Assignment: Would you return the entries exactly, with every line intact?

Information provided:

################

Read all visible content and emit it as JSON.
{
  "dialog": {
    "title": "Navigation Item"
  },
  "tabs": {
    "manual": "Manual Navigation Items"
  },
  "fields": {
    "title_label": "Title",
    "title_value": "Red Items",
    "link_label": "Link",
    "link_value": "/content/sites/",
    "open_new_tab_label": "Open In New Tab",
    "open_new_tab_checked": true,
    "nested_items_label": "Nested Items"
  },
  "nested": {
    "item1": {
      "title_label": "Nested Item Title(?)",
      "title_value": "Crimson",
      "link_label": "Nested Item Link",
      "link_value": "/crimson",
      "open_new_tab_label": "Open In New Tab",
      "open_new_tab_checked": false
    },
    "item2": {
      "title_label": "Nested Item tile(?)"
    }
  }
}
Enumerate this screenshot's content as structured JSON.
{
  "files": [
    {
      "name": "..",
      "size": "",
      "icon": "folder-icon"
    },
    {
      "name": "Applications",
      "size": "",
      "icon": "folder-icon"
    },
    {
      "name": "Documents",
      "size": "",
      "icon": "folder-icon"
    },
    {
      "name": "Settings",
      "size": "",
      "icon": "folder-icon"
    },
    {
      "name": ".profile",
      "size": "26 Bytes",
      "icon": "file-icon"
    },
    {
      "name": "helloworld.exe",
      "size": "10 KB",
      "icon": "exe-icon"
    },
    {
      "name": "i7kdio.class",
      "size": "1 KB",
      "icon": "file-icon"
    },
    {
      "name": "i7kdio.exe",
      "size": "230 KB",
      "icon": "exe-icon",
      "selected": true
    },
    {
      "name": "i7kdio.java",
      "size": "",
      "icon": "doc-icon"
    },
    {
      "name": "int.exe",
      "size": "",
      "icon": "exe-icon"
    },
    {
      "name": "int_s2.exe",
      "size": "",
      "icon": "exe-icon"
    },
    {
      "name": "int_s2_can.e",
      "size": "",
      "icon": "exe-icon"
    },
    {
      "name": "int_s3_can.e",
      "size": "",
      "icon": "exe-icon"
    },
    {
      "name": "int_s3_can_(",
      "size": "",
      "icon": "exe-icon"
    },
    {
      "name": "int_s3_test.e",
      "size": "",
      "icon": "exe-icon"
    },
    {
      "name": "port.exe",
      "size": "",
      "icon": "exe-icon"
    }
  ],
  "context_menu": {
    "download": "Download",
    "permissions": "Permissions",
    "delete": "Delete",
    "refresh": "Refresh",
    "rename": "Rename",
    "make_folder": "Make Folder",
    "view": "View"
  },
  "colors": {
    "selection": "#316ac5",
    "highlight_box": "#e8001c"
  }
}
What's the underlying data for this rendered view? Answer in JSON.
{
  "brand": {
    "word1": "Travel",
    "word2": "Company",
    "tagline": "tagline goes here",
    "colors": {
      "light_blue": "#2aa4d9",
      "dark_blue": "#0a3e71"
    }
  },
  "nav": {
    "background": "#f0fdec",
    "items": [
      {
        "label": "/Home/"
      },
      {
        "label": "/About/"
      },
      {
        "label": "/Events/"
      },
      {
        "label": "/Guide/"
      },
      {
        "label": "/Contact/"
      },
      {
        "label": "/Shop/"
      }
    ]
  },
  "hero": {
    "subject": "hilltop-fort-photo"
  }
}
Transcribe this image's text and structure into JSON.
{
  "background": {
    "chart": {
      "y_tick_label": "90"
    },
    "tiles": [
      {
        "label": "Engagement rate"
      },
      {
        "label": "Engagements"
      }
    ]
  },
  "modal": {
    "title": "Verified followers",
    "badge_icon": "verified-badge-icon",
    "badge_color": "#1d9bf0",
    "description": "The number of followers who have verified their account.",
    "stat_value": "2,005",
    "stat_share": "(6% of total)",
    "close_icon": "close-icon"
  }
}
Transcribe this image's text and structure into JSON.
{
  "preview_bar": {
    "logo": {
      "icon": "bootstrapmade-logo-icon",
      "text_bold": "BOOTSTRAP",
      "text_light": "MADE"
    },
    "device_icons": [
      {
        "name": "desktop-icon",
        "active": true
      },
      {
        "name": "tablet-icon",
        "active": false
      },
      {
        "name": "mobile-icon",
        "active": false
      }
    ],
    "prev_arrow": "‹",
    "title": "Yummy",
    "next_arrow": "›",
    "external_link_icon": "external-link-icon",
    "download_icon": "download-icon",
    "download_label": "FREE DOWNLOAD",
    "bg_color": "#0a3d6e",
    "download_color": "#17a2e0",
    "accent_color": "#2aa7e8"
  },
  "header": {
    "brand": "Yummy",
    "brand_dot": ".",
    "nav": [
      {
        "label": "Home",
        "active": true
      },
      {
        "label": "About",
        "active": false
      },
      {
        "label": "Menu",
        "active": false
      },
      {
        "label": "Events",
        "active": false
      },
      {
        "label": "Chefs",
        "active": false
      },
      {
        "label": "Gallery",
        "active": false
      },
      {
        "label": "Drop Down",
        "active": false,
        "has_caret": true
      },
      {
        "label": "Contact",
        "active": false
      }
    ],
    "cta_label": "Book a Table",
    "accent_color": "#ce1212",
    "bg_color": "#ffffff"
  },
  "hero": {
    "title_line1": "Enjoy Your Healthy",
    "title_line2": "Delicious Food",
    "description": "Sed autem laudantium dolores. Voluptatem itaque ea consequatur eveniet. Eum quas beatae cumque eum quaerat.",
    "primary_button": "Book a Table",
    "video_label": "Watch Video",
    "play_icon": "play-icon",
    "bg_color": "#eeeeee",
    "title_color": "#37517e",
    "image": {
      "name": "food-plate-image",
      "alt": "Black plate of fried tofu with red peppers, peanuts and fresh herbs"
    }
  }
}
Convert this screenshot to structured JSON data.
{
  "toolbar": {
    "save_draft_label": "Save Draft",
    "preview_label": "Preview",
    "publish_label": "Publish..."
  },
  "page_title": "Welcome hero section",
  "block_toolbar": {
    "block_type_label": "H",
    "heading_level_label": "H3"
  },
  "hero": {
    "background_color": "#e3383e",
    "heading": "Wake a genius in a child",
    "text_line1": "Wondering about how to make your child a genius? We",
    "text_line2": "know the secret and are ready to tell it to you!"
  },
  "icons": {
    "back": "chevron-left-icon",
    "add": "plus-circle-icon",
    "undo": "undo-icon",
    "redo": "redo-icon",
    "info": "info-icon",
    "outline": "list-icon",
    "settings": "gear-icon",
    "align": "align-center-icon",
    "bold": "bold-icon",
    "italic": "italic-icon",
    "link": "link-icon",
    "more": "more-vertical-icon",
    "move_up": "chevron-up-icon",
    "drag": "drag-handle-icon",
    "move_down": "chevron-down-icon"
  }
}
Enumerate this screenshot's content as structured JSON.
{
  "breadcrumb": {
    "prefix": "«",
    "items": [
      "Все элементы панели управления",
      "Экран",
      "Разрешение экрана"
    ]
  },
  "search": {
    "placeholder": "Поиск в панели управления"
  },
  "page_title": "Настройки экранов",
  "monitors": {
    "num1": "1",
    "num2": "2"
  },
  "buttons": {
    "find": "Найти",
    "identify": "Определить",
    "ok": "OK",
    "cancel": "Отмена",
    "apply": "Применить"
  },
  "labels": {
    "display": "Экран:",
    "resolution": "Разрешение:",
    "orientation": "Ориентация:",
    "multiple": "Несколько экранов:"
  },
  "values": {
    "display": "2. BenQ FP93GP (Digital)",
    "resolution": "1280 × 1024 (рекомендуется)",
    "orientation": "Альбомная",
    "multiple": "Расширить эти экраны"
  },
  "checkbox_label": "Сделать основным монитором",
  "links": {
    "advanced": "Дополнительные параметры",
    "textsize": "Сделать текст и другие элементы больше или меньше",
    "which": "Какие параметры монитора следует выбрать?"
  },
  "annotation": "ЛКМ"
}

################

Solution to the problem:
Read all visible content and emit it as JSON.
{
  "dialog": {
    "title": "Navigation Item"
  },
  "tabs": {
    "manual": "Manual Navigation Items"
  },
  "fields": {
    "title_label": "Title",
    "title_value": "Red Items",
    "link_label": "Link",
    "link_value": "/content/sites/",
    "open_new_tab_label": "Open In New Tab",
    "open_new_tab_checked": true,
    "nested_items_label": "Nested Items"
  },
  "nested": {
    "item1": {
      "title_label": "Nested Item Title(?)",
      "title_value": "Crimson",
      "link_label": "Nested Item Link",
      "link_value": "/crimson",
      "open_new_tab_label": "Open In New Tab",
      "open_new_tab_checked": false
    },
    "item2": {
      "title_label": "Nested Item tile(?)"
    }
  }
}
Enumerate this screenshot's content as structured JSON.
{
  "files": [
    {
      "name": "..",
      "size": "",
      "icon": "folder-icon"
    },
    {
      "name": "Applications",
      "size": "",
      "icon": "folder-icon"
    },
    {
      "name": "Documents",
      "size": "",
      "icon": "folder-icon"
    },
    {
      "name": "Settings",
      "size": "",
      "icon": "folder-icon"
    },
    {
      "name": ".profile",
      "size": "26 Bytes",
      "icon": "file-icon"
    },
    {
      "name": "helloworld.exe",
      "size": "10 KB",
      "icon": "exe-icon"
    },
    {
      "name": "i7kdio.class",
      "size": "1 KB",
      "icon": "file-icon"
    },
    {
      "name": "i7kdio.exe",
      "size": "230 KB",
      "icon": "exe-icon",
      "selected": true
    },
    {
      "name": "i7kdio.java",
      "size": "",
      "icon": "doc-icon"
    },
    {
      "name": "int.exe",
      "size": "",
      "icon": "exe-icon"
    },
    {
      "name": "int_s2.exe",
      "size": "",
      "icon": "exe-icon"
    },
    {
      "name": "int_s2_can.e",
      "size": "",
      "icon": "exe-icon"
    },
    {
      "name": "int_s3_can.e",
      "size": "",
      "icon": "exe-icon"
    },
    {
      "name": "int_s3_can_(",
      "size": "",
      "icon": "exe-icon"
    },
    {
      "name": "int_s3_test.e",
      "size": "",
      "icon": "exe-icon"
    },
    {
      "name": "port.exe",
      "size": "",
      "icon": "exe-icon"
    }
  ],
  "context_menu": {
    "download": "Download",
    "permissions": "Permissions",
    "delete": "Delete",
    "refresh": "Refresh",
    "rename": "Rename",
    "make_folder": "Make Folder",
    "view": "View"
  },
  "colors": {
    "selection": "#316ac5",
    "highlight_box": "#e8001c"
  }
}
What's the underlying data for this rendered view? Answer in JSON.
{
  "brand": {
    "word1": "Travel",
    "word2": "Company",
    "tagline": "tagline goes here",
    "colors": {
      "light_blue": "#2aa4d9",
      "dark_blue": "#0a3e71"
    }
  },
  "nav": {
    "background": "#f0fdec",
    "items": [
      {
        "label": "/Home/"
      },
      {
        "label": "/About/"
      },
      {
        "label": "/Events/"
      },
      {
        "label": "/Guide/"
      },
      {
        "label": "/Contact/"
      },
      {
        "label": "/Shop/"
      }
    ]
  },
  "hero": {
    "subject": "hilltop-fort-photo"
  }
}
Transcribe this image's text and structure into JSON.
{
  "background": {
    "chart": {
      "y_tick_label": "90"
    },
    "tiles": [
      {
        "label": "Engagement rate"
      },
      {
        "label": "Engagements"
      }
    ]
  },
  "modal": {
    "title": "Verified followers",
    "badge_icon": "verified-badge-icon",
    "badge_color": "#1d9bf0",
    "description": "The number of followers who have verified their account.",
    "stat_value": "2,005",
    "stat_share": "(6% of total)",
    "close_icon": "close-icon"
  }
}
Transcribe this image's text and structure into JSON.
{
  "preview_bar": {
    "logo": {
      "icon": "bootstrapmade-logo-icon",
      "text_bold": "BOOTSTRAP",
      "text_light": "MADE"
    },
    "device_icons": [
      {
        "name": "desktop-icon",
        "active": true
      },
      {
        "name": "tablet-icon",
        "active": false
      },
      {
        "name": "mobile-icon",
        "active": false
      }
    ],
    "prev_arrow": "‹",
    "title": "Yummy",
    "next_arrow": "›",
    "external_link_icon": "external-link-icon",
    "download_icon": "download-icon",
    "download_label": "FREE DOWNLOAD",
    "bg_color": "#0a3d6e",
    "download_color": "#17a2e0",
    "accent_color": "#2aa7e8"
  },
  "header": {
    "brand": "Yummy",
    "brand_dot": ".",
    "nav": [
      {
        "label": "Home",
        "active": true
      },
      {
        "label": "About",
        "active": false
      },
      {
        "label": "Menu",
        "active": false
      },
      {
        "label": "Events",
        "active": false
      },
      {
        "label": "Chefs",
        "active": false
      },
      {
        "label": "Gallery",
        "active": false
      },
      {
        "label": "Drop Down",
        "active": false,
        "has_caret": true
      },
      {
        "label": "Contact",
        "active": false
      }
    ],
    "cta_label": "Book a Table",
    "accent_color": "#ce1212",
    "bg_color": "#ffffff"
  },
  "hero": {
    "title_line1": "Enjoy Your Healthy",
    "title_line2": "Delicious Food",
    "description": "Sed autem laudantium dolores. Voluptatem itaque ea consequatur eveniet. Eum quas beatae cumque eum quaerat.",
    "primary_button": "Book a Table",
    "video_label": "Watch Video",
    "play_icon": "play-icon",
    "bg_color": "#eeeeee",
    "title_color": "#37517e",
    "image": {
      "name": "food-plate-image",
      "alt": "Black plate of fried tofu with red peppers, peanuts and fresh herbs"
    }
  }
}
Convert this screenshot to structured JSON data.
{
  "toolbar": {
    "save_draft_label": "Save Draft",
    "preview_label": "Preview",
    "publish_label": "Publish..."
  },
  "page_title": "Welcome hero section",
  "block_toolbar": {
    "block_type_label": "H",
    "heading_level_label": "H3"
  },
  "hero": {
    "background_color": "#e3383e",
    "heading": "Wake a genius in a child",
    "text_line1": "Wondering about how to make your child a genius? We",
    "text_line2": "know the secret and are ready to tell it to you!"
  },
  "icons": {
    "back": "chevron-left-icon",
    "add": "plus-circle-icon",
    "undo": "undo-icon",
    "redo": "redo-icon",
    "info": "info-icon",
    "outline": "list-icon",
    "settings": "gear-icon",
    "align": "align-center-icon",
    "bold": "bold-icon",
    "italic": "italic-icon",
    "link": "link-icon",
    "more": "more-vertical-icon",
    "move_up": "chevron-up-icon",
    "drag": "drag-handle-icon",
    "move_down": "chevron-down-icon"
  }
}
Enumerate this screenshot's content as structured JSON.
{
  "breadcrumb": {
    "prefix": "«",
    "items": [
      "Все элементы панели управления",
      "Экран",
      "Разрешение экрана"
    ]
  },
  "search": {
    "placeholder": "Поиск в панели управления"
  },
  "page_title": "Настройки экранов",
  "monitors": {
    "num1": "1",
    "num2": "2"
  },
  "buttons": {
    "find": "Найти",
    "identify": "Определить",
    "ok": "OK",
    "cancel": "Отмена",
    "apply": "Применить"
  },
  "labels": {
    "display": "Экран:",
    "resolution": "Разрешение:",
    "orientation": "Ориентация:",
    "multiple": "Несколько экранов:"
  },
  "values": {
    "display": "2. BenQ FP93GP (Digital)",
    "resolution": "1280 × 1024 (рекомендуется)",
    "orientation": "Альбомная",
    "multiple": "Расширить эти экраны"
  },
  "checkbox_label": "Сделать основным монитором",
  "links": {
    "advanced": "Дополнительные параметры",
    "textsize": "Сделать текст и другие элементы больше или меньше",
    "which": "Какие параметры монитора следует выбрать?"
  },
  "annotation": "ЛКМ"
}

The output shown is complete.